■ Task to carry out
Using the data beneath, show every line that includes the word "structured".

─── Source information

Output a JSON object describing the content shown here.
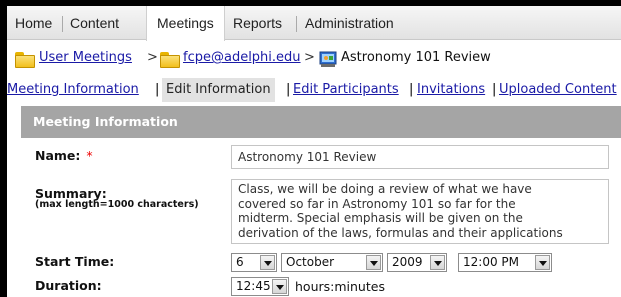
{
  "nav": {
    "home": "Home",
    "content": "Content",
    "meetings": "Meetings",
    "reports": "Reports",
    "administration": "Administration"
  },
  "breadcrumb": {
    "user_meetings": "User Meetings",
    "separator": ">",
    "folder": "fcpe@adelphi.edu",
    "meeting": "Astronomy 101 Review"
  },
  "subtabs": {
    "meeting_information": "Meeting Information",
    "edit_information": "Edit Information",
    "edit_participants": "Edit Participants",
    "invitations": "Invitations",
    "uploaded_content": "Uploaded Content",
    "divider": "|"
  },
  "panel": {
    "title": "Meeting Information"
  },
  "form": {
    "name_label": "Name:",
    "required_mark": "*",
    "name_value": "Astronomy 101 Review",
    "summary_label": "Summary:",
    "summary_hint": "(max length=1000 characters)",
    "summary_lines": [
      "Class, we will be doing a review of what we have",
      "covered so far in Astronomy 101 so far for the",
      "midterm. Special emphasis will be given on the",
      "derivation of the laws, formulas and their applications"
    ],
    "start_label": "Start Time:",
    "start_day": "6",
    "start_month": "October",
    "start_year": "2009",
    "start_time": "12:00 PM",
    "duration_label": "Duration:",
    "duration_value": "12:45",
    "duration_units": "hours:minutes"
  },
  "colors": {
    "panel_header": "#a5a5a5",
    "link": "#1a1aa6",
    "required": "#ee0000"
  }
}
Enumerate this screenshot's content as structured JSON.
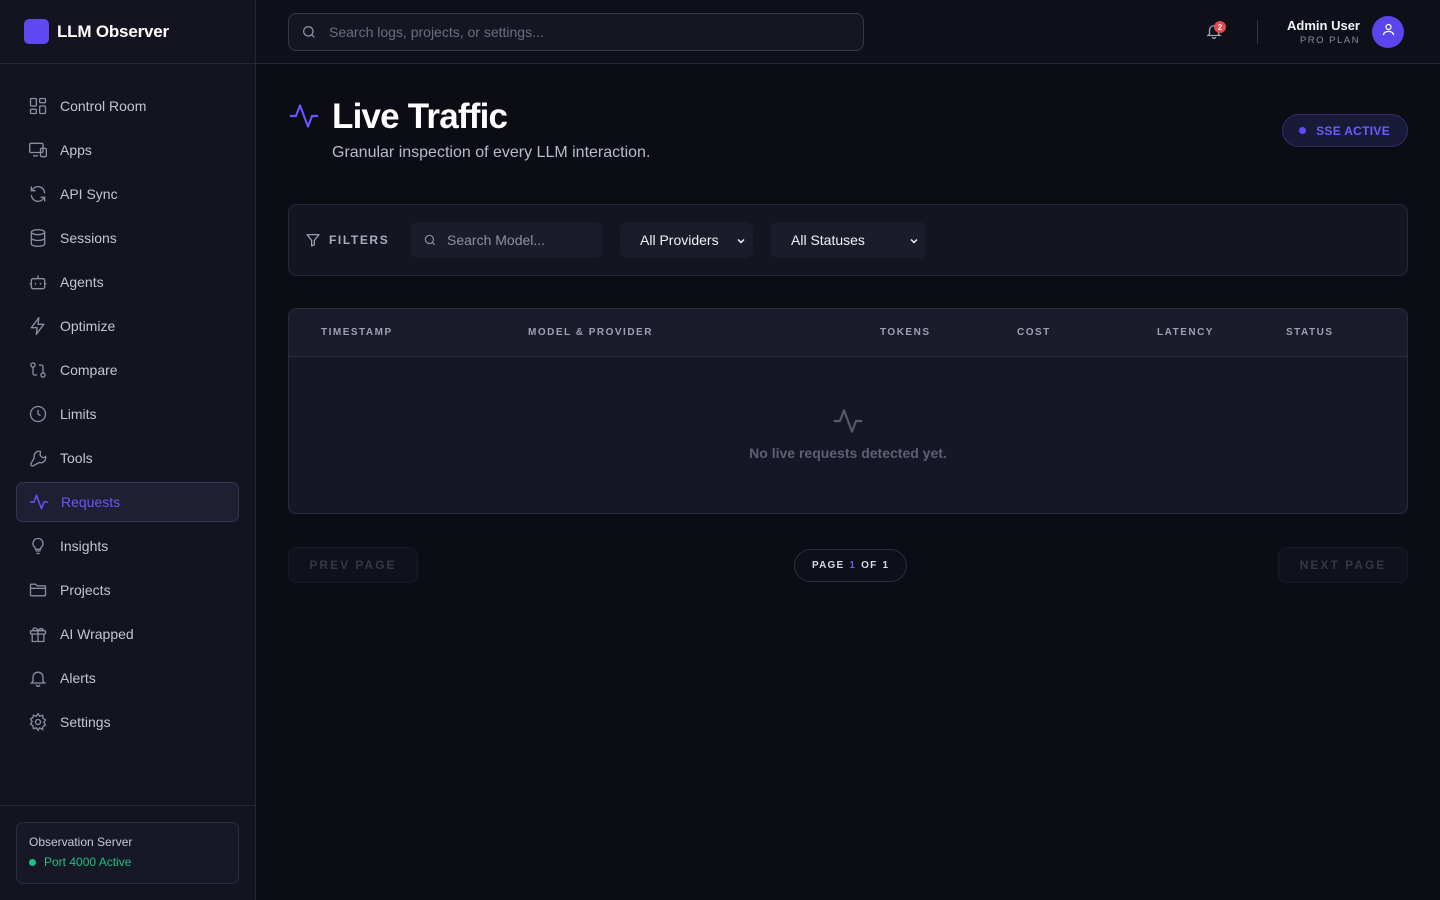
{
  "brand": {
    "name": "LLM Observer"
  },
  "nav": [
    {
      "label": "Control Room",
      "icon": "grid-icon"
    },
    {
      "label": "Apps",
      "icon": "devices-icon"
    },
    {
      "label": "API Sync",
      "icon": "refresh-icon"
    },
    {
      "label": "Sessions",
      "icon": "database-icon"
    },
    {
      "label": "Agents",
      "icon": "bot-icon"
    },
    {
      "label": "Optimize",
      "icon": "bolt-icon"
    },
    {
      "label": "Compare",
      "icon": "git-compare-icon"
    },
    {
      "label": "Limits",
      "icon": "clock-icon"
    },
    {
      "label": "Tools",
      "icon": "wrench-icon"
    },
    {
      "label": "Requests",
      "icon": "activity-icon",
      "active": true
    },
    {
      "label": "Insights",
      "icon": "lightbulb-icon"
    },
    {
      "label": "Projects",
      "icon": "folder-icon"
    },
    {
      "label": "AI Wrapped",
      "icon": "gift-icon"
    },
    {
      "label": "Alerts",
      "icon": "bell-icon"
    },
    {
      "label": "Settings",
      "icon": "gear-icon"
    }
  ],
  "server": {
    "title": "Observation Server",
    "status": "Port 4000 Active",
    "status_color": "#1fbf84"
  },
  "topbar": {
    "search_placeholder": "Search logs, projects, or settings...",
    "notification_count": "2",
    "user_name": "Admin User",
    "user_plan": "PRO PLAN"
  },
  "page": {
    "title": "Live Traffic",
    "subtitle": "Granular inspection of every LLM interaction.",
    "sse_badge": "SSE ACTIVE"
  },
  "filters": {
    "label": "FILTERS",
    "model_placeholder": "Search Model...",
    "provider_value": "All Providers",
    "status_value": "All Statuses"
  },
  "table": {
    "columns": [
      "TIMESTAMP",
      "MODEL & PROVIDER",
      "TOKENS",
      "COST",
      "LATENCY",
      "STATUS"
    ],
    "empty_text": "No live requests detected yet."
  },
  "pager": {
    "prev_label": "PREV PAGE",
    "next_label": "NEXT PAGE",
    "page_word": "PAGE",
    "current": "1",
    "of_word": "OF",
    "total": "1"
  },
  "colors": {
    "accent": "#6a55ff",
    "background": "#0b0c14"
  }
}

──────
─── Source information

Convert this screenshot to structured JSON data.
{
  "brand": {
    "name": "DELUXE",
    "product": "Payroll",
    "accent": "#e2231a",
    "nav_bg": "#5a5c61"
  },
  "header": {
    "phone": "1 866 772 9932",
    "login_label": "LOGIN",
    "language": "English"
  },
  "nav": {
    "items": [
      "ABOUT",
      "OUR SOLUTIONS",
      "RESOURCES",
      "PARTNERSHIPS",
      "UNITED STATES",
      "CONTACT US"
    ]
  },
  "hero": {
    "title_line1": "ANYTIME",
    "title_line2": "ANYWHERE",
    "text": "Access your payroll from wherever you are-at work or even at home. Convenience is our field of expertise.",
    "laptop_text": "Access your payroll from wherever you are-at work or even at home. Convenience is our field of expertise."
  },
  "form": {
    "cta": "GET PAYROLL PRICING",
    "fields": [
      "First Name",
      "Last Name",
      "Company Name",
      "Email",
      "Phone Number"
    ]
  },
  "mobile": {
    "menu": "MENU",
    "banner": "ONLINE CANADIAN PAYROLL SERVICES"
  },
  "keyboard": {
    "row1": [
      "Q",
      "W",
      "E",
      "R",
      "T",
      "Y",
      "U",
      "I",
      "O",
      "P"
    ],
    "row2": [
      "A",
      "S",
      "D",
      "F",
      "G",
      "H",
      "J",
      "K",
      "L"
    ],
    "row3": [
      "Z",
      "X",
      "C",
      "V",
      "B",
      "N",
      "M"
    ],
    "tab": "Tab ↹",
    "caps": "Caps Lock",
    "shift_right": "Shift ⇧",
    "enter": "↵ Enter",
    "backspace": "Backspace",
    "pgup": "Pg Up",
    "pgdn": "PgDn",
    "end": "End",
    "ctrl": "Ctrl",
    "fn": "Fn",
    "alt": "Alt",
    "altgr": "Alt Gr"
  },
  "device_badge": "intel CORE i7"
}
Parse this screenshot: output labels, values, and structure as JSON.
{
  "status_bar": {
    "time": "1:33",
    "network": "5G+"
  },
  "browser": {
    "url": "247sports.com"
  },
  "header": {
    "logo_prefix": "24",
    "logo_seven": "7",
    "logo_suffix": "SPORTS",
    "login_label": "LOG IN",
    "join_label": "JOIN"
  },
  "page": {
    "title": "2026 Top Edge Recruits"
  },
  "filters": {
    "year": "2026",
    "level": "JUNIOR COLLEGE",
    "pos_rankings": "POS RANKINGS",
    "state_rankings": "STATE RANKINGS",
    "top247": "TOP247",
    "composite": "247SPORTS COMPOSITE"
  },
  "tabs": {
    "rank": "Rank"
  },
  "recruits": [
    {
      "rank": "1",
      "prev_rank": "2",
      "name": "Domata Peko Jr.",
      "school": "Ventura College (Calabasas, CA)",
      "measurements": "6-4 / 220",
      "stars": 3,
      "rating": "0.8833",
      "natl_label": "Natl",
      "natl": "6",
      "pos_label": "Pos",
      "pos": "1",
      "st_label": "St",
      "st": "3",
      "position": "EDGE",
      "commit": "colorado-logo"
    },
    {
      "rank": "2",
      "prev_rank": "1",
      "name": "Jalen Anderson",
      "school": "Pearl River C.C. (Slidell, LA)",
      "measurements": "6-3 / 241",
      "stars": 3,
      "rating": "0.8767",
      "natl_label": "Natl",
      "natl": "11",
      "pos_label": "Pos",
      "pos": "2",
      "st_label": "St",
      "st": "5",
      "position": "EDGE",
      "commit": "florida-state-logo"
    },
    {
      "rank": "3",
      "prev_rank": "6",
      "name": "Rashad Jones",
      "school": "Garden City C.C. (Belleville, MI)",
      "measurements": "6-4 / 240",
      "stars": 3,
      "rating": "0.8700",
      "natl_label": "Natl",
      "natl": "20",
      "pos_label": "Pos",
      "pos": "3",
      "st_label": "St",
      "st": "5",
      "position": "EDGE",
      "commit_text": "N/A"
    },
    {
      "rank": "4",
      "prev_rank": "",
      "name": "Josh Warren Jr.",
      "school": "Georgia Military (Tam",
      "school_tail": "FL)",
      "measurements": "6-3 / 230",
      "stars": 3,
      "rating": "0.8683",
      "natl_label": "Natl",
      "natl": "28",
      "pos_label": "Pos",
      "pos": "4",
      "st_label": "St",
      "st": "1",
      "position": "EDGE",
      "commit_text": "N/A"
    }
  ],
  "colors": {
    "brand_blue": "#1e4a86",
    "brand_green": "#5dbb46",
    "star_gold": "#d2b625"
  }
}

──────
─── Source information

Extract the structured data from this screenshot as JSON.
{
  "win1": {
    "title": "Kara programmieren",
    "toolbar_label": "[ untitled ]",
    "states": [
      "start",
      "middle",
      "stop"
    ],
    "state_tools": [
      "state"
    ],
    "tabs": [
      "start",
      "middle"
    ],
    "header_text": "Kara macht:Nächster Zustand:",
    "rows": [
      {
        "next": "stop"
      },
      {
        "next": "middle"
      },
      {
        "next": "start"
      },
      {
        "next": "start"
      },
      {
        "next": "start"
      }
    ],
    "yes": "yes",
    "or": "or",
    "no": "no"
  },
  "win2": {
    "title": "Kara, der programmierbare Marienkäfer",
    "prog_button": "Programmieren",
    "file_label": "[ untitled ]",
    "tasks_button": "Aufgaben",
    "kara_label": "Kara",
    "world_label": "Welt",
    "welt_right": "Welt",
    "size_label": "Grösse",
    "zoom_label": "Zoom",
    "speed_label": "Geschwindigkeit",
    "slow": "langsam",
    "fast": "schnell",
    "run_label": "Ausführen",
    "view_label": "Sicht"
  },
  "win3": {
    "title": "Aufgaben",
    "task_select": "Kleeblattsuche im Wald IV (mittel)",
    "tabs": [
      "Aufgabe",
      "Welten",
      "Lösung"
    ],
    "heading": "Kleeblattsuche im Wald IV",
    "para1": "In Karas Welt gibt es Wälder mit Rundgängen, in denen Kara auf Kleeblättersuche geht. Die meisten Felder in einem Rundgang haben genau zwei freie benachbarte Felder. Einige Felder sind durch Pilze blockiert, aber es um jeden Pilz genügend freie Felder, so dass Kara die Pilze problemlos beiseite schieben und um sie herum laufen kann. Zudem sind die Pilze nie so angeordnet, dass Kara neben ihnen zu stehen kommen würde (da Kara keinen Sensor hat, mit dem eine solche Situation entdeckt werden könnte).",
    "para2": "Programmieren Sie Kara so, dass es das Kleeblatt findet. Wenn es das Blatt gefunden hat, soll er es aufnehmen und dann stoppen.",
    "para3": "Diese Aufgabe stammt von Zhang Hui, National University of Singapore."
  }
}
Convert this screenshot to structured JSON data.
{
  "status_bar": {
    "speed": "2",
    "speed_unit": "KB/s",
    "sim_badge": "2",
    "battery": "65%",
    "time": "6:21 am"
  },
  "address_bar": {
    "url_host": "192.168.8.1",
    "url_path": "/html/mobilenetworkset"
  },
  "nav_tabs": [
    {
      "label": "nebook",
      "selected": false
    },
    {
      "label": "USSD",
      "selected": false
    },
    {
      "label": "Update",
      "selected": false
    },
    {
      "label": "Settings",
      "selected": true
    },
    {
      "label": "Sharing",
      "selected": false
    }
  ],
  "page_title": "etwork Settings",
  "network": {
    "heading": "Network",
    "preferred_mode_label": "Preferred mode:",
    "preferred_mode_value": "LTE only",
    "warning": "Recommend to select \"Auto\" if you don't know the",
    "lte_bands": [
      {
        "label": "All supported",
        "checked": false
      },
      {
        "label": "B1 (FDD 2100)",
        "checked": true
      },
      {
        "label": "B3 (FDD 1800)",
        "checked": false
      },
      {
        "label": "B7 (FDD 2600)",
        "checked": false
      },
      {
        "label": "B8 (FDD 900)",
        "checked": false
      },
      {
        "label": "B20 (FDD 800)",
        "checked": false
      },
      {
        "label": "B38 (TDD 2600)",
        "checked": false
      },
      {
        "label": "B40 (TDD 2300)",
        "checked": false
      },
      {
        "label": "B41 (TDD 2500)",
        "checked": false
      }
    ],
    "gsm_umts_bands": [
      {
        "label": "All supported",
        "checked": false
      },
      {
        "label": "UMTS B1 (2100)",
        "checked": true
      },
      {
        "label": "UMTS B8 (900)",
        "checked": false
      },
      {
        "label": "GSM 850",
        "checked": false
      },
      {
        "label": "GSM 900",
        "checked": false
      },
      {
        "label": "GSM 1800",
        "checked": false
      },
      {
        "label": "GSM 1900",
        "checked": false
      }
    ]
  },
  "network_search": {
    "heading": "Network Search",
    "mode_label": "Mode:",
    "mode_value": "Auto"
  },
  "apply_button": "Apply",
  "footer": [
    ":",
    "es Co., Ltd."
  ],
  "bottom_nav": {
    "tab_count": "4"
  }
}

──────

■ Task output
Enumerate this screenshot's content as structured JSON.
Convert this screenshot to structured JSON data.
Extract the structured data from this screenshot as JSON.
Convert this screenshot to structured JSON data.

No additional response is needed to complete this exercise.